Once you are comfortable edging this way, incorporate your paddle and try some sweep turns on the opposite side of your edge. You will turn more sharply and precisely than if you had done a non-edged turn. After doing this on each side of the boat, you can string together a series of turns, carving a figure 8 pattern on the water.



Kayak Bracing

Bracing is an emergency maneuver that allows you to reverse the momentum of a boat that’s rolling sideways toward a capsize.


Low Brace

As you might imagine, the name comes from the fact that the paddle shaft is held relatively low in front of you when you start.

1. Rotate your wrists forward so that the back face of the paddle blade on your brace side is parallel to the water. Your elbows will be pointing upward, with your wrists directly below, as though you’re preparing to do a push-up off of the paddle.


2. Edge the boat toward the brace side.


3. While keeping your elbow up, reach out with your blade and slap the water. Lean your head onto your bracing-side shoulder at the same time.


4. Simultaneously raise your knee and keep your head tilted until the boat is upright. Your head should be the last thing to come up after bracing.


High Brace

As the name suggests, the paddle shaft starts out higher compared with the low brace.

1. Rotate your wrists backward so that the power face of your paddle blade on your brace side is parallel to the water. Your elbows will be pointing downward, as though you’re grasping the paddle, pull-up-style.


2. Keeping your elbows low, edge the boat toward the brace side.


3. Still keeping your elbow low on that side of the boat, reach out with your blade and slap the water. Lean your head onto your bracing-side shoulder at the same time.


4. Simultaneously raise your knee on your bracing side and keep your head tilted low on your bracing side shoulder until the boat is upright. Your head should be the last thing to come up after bracing.


Bracing in a Sit-on-Top Kayak

Sit-on-tops are super stable and mostly used in warm-water areas, so capsizing is less of a concern. You can do a modified version of the low brace in a sit-on-top, though. Instead of lifting a knee, you move your lower body to shift your weight to the opposite side of the boat.


Keys to Proper Bracing

Keep these technique tips in mind for both the high and low brace:

  • To avoid overstressing a shoulder, try to maintain the paddler’s box (discussed in Basic Kayaking Strokes)
  • Keep your paddle in front of you and don’t reach too far from the boat with your blade. You risk a shoulder injury because an extended arm places a lot of stress on the shoulder joint.
  • Body position is key: Hold your lower torso upright and close to the centerline.
  • Leaning your head toward your bracing side shoulder and letting it come up last are key, too. That helps position your upper body in a way that allows a balanced transfer of weight as the kayak moves back to its centerline. Watching the paddle blade helps keep your head leaned properly.
  • Keep a firm, but gentle grip on the paddle (don’t white-knuckle it)
  • Progress by edging farther as you brace.

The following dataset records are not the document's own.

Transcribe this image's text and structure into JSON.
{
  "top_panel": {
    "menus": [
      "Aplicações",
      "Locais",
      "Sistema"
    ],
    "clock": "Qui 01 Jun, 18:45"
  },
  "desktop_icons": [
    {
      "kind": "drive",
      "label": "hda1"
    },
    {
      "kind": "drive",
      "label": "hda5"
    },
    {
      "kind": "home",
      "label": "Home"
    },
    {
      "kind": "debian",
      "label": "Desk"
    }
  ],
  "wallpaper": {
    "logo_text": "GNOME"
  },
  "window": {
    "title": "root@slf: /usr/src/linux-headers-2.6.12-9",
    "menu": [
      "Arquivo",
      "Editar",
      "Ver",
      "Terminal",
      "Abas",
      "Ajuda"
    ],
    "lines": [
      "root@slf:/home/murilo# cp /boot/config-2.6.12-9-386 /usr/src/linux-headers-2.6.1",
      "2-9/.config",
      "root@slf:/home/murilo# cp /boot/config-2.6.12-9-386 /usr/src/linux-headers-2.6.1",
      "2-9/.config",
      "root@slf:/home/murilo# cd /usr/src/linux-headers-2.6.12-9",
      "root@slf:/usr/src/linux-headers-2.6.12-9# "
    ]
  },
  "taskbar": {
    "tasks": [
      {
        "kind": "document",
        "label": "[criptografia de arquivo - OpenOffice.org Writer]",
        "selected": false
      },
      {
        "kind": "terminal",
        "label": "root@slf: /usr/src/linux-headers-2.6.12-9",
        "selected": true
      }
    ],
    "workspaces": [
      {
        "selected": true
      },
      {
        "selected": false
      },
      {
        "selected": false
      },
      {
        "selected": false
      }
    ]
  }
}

Honing Your Skills

  • Practice in progressively choppier water that mimics the conditions where you’re more likely to need to brace.
  • Often your brace will be easier to do on the side of your dominant hand. Do extra practice on your weaker side until you become an “ambidextrous bracer.”